→ WHAT THIS TASK INVOLVES
Wherever the string "time" shows up in the data below, copy the whole line.

→ DATASET CONTENT
● ● ● ● ●
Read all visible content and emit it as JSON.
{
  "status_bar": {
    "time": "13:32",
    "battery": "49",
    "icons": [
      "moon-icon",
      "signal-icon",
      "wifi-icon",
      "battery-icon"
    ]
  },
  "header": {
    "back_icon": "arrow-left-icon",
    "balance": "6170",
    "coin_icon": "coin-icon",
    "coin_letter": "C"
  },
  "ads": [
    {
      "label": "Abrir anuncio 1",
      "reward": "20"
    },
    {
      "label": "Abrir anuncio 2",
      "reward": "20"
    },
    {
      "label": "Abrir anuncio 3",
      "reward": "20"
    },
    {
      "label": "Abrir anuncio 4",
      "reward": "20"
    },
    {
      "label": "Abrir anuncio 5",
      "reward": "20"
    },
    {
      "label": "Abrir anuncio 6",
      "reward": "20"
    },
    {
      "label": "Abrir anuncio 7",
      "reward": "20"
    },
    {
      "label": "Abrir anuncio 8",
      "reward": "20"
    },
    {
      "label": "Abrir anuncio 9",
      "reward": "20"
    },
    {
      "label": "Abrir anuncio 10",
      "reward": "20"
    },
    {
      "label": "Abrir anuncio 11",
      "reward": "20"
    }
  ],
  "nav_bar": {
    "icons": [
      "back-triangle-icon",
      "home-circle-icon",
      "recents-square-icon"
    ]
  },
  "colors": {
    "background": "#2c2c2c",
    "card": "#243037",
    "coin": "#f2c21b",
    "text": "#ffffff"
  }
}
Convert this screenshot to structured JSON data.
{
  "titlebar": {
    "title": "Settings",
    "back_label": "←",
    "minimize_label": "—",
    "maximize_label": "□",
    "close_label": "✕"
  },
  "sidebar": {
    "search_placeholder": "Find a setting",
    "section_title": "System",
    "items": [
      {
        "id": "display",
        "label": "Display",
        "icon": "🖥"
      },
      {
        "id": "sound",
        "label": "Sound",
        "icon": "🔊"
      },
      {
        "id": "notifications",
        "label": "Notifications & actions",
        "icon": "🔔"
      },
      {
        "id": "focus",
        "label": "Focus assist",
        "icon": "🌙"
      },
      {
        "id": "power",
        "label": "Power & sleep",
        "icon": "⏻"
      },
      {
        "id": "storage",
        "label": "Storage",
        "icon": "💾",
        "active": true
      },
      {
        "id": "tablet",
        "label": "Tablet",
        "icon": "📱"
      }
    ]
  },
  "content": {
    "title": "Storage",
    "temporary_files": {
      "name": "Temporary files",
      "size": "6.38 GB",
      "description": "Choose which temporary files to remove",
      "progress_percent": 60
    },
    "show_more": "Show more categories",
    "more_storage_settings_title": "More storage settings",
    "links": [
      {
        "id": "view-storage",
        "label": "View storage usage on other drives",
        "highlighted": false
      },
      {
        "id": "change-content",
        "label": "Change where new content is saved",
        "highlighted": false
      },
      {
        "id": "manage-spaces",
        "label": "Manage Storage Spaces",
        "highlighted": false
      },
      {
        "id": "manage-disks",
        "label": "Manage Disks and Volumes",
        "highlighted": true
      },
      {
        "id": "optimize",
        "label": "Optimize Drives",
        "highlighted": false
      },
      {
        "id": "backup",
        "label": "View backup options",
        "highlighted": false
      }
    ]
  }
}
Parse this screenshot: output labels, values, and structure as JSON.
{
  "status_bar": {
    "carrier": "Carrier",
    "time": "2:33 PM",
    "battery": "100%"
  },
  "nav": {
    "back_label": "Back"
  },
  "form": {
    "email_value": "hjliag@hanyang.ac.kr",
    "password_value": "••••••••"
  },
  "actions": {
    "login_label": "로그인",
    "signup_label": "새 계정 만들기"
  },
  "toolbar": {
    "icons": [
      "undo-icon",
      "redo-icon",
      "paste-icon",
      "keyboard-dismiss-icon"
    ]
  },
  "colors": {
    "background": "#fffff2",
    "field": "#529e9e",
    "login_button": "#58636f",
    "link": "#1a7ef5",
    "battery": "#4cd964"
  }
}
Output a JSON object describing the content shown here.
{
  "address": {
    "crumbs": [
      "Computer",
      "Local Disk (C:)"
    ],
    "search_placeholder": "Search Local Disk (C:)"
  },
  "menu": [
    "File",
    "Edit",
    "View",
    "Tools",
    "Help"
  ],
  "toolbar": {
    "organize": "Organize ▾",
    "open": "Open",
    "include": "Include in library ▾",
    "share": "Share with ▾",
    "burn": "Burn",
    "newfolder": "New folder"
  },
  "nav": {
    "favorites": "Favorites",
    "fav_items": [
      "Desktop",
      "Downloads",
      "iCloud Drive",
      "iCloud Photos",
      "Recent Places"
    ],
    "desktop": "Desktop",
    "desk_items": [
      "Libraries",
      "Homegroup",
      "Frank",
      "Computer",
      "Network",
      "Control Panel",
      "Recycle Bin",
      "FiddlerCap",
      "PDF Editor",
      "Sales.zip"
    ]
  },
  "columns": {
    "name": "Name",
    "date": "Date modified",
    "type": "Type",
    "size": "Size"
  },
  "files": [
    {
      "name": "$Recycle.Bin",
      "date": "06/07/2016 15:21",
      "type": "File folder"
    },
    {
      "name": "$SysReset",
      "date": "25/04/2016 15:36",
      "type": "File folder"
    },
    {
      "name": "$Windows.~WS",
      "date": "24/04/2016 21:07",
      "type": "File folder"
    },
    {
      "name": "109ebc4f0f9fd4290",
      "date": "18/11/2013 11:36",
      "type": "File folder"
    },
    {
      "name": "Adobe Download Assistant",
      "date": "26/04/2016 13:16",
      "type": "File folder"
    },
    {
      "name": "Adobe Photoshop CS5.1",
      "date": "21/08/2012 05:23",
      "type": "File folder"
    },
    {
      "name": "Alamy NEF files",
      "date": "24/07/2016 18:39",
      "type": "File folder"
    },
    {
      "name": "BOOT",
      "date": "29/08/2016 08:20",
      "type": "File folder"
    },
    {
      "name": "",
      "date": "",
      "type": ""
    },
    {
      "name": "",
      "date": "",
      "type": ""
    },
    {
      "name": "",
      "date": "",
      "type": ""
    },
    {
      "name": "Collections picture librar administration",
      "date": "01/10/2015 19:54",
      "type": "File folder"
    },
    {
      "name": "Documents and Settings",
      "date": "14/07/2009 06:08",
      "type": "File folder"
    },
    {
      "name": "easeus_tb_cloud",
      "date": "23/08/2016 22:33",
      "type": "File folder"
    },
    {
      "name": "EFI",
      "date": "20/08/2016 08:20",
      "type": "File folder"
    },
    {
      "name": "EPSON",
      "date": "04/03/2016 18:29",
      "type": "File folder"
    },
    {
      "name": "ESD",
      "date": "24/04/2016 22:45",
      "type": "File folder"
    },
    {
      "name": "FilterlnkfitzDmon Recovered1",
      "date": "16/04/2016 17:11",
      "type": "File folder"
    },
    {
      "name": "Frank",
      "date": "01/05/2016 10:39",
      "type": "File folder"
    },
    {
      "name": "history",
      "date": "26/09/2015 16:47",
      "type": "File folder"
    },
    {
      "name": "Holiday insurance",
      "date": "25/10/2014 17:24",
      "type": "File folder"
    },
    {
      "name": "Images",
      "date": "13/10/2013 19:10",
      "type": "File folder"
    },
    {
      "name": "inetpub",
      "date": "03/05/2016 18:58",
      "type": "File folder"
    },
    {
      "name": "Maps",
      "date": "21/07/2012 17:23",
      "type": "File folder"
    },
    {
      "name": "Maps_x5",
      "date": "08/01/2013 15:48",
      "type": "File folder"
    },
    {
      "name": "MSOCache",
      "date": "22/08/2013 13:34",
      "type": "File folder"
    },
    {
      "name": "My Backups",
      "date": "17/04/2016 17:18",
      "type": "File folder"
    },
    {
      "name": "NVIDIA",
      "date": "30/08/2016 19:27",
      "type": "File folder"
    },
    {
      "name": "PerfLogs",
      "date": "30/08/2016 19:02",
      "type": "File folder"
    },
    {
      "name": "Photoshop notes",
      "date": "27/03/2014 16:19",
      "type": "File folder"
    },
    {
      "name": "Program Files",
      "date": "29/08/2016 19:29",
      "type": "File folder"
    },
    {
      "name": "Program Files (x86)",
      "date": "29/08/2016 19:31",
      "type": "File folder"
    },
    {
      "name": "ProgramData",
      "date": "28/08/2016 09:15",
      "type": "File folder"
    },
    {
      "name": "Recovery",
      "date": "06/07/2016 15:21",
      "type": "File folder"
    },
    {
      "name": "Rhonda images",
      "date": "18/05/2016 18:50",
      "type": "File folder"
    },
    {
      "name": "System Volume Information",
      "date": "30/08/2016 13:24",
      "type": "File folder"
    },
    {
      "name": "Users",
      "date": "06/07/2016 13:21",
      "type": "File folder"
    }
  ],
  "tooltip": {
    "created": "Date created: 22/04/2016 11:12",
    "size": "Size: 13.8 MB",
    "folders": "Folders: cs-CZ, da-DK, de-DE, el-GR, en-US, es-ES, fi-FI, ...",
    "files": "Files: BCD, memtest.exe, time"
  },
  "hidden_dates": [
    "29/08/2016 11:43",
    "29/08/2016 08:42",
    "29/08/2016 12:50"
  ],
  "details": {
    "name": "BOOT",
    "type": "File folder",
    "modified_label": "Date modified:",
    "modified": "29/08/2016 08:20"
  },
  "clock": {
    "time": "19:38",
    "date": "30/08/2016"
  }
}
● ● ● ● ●
→ RESULT OF THIS TASK
    "time": "13:32",
    "time": "2:33 PM",
    "files": "Files: BCD, memtest.exe, time"
    "time": "19:38",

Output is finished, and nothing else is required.